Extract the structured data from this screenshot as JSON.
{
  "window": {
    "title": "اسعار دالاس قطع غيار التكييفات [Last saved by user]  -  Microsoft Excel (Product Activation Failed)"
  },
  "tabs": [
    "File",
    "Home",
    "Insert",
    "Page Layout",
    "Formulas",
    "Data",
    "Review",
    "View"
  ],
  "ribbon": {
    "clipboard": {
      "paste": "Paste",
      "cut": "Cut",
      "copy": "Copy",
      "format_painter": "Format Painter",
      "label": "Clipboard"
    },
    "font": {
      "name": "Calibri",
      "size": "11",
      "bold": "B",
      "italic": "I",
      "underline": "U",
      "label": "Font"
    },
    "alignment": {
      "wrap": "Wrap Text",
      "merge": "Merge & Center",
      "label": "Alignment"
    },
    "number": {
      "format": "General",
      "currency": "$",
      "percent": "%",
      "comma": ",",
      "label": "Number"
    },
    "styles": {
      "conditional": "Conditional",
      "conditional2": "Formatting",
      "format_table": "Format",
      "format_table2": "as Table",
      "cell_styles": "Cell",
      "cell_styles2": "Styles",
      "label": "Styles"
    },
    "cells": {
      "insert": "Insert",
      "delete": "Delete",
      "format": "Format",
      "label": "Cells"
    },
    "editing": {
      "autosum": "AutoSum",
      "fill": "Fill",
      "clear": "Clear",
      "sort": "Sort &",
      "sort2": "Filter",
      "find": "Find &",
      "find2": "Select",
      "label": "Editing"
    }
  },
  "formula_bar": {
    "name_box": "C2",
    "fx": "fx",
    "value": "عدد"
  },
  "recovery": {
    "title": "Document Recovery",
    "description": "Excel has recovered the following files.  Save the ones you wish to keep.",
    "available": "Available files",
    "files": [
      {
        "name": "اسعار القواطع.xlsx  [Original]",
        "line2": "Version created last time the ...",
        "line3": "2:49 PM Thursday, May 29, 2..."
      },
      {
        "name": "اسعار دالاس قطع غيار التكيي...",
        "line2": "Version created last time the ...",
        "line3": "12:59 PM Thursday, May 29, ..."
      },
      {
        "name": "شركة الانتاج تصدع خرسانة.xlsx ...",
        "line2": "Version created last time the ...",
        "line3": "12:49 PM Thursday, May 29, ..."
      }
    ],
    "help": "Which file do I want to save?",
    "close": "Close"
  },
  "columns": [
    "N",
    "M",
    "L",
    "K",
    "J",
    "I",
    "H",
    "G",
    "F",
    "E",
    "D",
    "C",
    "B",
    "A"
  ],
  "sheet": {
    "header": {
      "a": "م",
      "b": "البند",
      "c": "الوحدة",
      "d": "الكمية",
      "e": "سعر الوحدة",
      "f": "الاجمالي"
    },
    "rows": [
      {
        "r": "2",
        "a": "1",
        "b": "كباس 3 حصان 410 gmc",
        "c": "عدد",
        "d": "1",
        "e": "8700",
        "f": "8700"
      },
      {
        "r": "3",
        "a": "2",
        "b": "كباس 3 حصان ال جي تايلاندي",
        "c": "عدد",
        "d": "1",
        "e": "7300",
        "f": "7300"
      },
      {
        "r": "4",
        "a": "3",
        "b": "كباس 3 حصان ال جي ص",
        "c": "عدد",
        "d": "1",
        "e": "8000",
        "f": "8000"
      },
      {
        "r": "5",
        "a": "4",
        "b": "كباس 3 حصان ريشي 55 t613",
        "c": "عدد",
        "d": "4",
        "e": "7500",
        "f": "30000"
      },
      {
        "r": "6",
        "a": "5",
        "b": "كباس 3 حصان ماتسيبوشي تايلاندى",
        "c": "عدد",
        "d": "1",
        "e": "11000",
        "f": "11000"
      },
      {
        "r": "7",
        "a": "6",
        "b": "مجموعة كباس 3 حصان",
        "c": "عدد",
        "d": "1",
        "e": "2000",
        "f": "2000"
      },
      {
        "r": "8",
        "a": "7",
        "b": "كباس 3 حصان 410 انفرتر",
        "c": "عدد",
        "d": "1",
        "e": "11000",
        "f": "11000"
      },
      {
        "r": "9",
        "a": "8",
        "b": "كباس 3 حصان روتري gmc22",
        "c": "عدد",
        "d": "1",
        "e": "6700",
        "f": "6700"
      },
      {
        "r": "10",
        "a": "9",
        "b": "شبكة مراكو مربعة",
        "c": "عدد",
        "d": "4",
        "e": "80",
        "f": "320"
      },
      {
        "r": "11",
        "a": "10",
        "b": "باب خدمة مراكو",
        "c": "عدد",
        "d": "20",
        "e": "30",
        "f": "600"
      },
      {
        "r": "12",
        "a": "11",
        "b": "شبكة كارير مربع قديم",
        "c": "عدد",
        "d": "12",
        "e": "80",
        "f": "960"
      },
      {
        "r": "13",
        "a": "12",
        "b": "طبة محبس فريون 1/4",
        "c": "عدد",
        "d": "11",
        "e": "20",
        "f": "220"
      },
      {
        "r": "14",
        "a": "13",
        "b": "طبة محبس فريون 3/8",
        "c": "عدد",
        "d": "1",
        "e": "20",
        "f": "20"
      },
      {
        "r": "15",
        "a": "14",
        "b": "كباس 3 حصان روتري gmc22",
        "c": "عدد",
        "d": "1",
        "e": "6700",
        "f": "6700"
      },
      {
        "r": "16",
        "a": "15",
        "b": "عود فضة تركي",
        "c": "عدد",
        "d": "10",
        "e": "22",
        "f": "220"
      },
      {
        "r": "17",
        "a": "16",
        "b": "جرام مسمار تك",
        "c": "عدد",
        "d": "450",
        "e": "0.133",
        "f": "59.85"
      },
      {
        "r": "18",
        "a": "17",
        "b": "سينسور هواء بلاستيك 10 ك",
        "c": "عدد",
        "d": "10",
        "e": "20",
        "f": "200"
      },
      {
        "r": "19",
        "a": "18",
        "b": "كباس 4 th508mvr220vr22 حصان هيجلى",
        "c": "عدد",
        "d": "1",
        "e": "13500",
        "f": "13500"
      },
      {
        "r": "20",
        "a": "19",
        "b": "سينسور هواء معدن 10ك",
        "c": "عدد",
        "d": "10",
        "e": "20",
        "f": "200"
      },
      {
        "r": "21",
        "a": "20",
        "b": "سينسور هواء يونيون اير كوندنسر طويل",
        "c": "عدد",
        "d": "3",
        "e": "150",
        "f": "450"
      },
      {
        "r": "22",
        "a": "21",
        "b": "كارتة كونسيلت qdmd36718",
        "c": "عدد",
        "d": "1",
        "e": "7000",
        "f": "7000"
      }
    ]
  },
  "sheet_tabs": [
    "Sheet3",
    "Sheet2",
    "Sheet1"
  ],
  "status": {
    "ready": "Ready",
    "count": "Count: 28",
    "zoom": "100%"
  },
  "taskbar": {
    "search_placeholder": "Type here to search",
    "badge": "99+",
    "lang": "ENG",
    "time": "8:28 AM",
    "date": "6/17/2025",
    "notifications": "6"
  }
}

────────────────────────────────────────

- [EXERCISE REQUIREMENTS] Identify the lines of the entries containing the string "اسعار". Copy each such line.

- [ANSWER BOX]
    "title": "اسعار دالاس قطع غيار التكييفات [Last saved by user]  -  Microsoft Excel (Product Activation Failed)"
        "name": "اسعار القواطع.xlsx  [Original]",
        "name": "اسعار دالاس قطع غيار التكيي...",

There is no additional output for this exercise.